It goes without saying that times are tough for event organisers. Many of you will have your heads down in strategy docs, or on calls with suppliers, trying to plan the best way forward for your event.
Whatever your situation, we want to show you that you’re not alone.
So over the next few weeks we’ll be grabbing (virtual) coffees with event organisers across Europe facing similar challenges, to provide inspiration and learnings that you can plug into your own strategy. Because there’s no-one better in a crisis than an event planner.
First up is Amy McKeogh of Design Pop, who explains how she successfully postponed her next event while maintaining good relationships with suppliers and attendees.
Tell us about your event?
Design POP is a Design and Food festival that takes place annually in Cork City, Ireland.
How has the Covid-19 situation affected it?
Design POP was scheduled to take place over the weekend of the 22nd to the 24th of May but has been rescheduled for the 28th – 30th of August. I feel very lucky to be in a position of being able to reschedule my event and not have to cancel it. There has been fantastic support from all the people involved in the festival, from speakers, sponsors, the team and the public.
What actions have you taken? What else did you consider doing?
The first action I carried out was a team call with everyone on my team to discuss the viability of the event being postponed and what implications this would have.
Although Design POP is an outdoor event in parts of Cork City, we rely on visitor numbers to ensure our sponsors and participants get the required public engagement with their brands. This meant that although our event would be classed as safe for the public in May, the general atmosphere and feeling in Ireland in that time would not align with our goals and therefore we should reschedule the event.
From the perspective of our attendees, we felt it was important to remove any fear and trepidation around gathering, so that the only thing on the public’s mind was celebration, creativity and engaging with Design and Food.
Before securing new dates, I spoke with my main partners and suppliers to ensure the new dates worked for them. It’s important to contact the venues and give them the postponed date as soon as possible, allowing them enough time and information to begin to rearrange their schedules.

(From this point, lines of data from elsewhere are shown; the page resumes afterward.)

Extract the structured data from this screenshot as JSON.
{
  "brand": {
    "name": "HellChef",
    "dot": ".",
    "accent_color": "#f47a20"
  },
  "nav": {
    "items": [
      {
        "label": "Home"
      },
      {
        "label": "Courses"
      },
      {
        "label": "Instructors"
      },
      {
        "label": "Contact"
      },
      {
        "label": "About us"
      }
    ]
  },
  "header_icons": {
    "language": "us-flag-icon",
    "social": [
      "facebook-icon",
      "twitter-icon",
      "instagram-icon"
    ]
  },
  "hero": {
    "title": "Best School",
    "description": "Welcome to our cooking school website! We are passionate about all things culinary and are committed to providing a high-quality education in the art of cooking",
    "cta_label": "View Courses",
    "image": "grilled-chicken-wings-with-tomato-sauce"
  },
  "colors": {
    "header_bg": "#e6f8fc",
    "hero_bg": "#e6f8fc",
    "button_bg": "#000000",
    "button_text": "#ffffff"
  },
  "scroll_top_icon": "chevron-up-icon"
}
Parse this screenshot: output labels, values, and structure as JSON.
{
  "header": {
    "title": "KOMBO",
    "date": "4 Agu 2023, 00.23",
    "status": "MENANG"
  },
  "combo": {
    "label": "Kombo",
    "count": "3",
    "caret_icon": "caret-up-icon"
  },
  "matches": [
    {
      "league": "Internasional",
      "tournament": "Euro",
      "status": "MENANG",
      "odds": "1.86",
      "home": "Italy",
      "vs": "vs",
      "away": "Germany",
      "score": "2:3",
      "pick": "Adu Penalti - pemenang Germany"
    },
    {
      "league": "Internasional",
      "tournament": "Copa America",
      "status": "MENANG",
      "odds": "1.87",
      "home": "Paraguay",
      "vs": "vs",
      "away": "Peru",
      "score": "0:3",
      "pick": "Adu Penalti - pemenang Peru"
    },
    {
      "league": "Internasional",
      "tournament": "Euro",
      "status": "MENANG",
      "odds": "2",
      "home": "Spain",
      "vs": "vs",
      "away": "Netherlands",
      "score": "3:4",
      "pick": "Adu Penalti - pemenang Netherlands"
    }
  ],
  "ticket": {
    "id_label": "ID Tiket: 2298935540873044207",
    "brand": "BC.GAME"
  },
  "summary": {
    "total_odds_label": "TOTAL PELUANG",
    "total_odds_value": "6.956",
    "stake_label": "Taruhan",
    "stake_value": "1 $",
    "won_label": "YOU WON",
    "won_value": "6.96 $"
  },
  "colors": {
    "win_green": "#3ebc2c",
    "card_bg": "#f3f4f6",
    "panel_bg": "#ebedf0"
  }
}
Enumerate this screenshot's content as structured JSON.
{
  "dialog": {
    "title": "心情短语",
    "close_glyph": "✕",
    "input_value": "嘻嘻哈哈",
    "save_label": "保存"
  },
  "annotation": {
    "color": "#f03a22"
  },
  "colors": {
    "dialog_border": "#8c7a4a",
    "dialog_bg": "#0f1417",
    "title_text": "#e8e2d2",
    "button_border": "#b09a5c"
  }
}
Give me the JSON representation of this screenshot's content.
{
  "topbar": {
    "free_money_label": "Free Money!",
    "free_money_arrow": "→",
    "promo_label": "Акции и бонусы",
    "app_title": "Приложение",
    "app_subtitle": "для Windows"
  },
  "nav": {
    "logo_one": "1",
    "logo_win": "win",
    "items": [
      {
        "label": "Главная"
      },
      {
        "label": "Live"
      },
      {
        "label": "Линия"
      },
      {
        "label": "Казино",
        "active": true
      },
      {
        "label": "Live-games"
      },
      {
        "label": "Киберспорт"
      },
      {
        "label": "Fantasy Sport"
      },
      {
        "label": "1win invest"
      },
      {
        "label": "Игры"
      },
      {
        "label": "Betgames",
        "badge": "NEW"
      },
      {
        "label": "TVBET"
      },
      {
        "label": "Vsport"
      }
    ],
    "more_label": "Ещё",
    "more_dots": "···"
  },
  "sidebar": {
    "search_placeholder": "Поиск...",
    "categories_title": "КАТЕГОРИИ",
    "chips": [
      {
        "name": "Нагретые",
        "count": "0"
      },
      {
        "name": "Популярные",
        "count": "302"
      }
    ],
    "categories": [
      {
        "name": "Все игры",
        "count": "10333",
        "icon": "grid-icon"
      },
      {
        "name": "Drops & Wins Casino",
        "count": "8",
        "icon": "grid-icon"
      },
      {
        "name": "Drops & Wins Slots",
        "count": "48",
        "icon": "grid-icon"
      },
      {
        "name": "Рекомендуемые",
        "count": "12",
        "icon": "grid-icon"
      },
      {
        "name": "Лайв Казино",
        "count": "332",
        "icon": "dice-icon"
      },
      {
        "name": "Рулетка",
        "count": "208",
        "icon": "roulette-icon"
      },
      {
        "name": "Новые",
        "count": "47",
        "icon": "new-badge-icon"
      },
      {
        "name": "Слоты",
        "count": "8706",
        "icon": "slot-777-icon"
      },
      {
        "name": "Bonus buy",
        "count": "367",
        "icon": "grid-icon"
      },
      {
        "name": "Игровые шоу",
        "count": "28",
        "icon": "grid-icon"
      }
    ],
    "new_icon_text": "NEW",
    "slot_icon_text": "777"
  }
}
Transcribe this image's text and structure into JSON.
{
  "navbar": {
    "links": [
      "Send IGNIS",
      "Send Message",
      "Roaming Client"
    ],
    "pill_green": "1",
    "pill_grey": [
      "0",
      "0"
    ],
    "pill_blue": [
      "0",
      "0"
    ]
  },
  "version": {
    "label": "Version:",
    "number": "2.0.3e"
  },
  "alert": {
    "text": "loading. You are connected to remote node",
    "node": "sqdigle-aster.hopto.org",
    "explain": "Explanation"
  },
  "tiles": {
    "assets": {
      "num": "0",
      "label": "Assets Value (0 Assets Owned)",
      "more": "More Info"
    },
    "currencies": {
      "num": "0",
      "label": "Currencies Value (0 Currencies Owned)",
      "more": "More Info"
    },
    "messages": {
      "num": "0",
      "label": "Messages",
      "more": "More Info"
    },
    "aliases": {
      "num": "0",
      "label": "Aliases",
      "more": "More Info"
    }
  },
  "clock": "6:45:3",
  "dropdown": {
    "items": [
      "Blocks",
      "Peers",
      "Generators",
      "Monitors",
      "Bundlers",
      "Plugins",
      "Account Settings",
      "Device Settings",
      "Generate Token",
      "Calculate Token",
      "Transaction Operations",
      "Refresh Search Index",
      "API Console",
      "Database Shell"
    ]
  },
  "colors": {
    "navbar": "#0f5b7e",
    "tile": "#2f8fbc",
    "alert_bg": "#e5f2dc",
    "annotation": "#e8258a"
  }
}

I am hopeful that being proactive, picking a new date and announcing it to the public will ensure minimal clashes with other rescheduled events.
It’s also been important to reassure our exhibitors that the planning has been slowed and not stopped.
How are you letting your audience know about the postponement?
I have updated the dates and informed all ticket holders on Eventbrite. It’s easy to do and having all the information on ticket-holders in one place is very convenient. We’ve also issued a press release and announced it across all our social media channels.
So far the feedback has been incredibly supportive and considerate. Many people are commending us on making an early decision on rescheduling the dates.
Any other thoughts to add?
Yes, just that everyone I have engaged with on this matter has shown great compassion, understanding and support. I think there is a general sense of support from other event creators and the sense of community and helping each other is shining through in this strange time.
We must remember that we are all in this together and to see this as a great opportunity for us, as event creators, to develop our events further and have them as markers in the calendar for everyone to look forward to when this isolation is over.
- Speak with suppliers, venues and internal stakeholders before arranging new dates for your event
- Be clear and proactive in communications with attendees
- Leverage your community to drive momentum towards the rearranged event.
We stand with all of you and the broader event community during a time when our industry is being deeply affected. Find blog posts and resources on our Covid-19 resource hub.